A friend described this to me as a “prickly pear” of a poem. I didn’t notice at first that Yesenin switches the masculine/feminine rhyme pattern in the second stanza, so I had to rework things. I think there may be some (self?-))mockery at work here in the poem’s repetition, not to say tautology. All the sadder, then, that Yesenin killed himself in the end…
Seems I’m doomed by my life to accept share of suffering;
Grief is wedded to weariness, blocking my path;
Torn it seems has my life been from playful rejoicing,
Aching heart’s been sore wounded by tiredness and sloth.
Suffering seems an inheritance tied to my life;
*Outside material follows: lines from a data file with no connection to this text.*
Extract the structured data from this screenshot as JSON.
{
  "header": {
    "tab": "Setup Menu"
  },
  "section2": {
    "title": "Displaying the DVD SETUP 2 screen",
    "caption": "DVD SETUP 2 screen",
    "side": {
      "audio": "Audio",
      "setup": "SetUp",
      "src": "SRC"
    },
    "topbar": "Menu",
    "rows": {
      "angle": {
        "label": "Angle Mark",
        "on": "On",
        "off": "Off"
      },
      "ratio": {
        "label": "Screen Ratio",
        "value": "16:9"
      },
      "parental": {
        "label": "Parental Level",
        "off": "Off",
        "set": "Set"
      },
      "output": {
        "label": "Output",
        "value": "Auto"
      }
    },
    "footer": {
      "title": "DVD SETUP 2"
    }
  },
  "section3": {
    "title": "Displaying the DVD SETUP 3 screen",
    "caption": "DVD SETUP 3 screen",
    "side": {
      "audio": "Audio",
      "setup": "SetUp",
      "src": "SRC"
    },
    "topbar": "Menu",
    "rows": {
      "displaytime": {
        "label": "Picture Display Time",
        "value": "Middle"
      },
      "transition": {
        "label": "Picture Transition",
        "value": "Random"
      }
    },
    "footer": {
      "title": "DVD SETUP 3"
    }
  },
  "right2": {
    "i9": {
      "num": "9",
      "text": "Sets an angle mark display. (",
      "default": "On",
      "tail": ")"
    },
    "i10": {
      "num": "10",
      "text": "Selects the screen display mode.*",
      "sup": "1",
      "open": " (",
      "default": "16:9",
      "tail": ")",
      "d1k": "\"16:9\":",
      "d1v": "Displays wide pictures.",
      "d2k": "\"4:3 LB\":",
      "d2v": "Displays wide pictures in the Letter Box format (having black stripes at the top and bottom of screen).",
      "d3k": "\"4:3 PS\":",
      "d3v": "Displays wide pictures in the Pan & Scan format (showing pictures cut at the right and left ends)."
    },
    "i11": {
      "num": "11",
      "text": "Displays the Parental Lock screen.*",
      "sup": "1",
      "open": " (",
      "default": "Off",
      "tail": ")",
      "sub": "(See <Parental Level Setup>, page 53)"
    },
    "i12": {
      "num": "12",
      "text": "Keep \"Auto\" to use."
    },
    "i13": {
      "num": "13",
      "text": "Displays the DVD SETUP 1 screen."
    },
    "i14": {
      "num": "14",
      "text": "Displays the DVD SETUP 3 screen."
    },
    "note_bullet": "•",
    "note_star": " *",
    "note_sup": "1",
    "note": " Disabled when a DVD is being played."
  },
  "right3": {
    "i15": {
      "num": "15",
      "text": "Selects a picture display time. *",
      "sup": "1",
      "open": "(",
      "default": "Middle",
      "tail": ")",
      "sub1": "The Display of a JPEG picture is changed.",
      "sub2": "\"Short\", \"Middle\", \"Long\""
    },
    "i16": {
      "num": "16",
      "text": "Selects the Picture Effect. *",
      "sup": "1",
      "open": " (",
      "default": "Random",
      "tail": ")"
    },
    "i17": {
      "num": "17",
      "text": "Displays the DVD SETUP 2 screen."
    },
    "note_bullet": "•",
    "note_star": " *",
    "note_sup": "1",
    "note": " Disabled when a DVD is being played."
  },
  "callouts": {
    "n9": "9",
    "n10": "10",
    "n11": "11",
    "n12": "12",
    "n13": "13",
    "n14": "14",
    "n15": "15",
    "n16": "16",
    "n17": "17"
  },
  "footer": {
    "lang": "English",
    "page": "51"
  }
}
Life is stricken indeed by unenviable portion.
Oh, in life I’ve endured some incredible strife
And my languishing soul in its grief seems to worsen.
Joy and gladness are promised by distance and haze,
And arriving, I hear…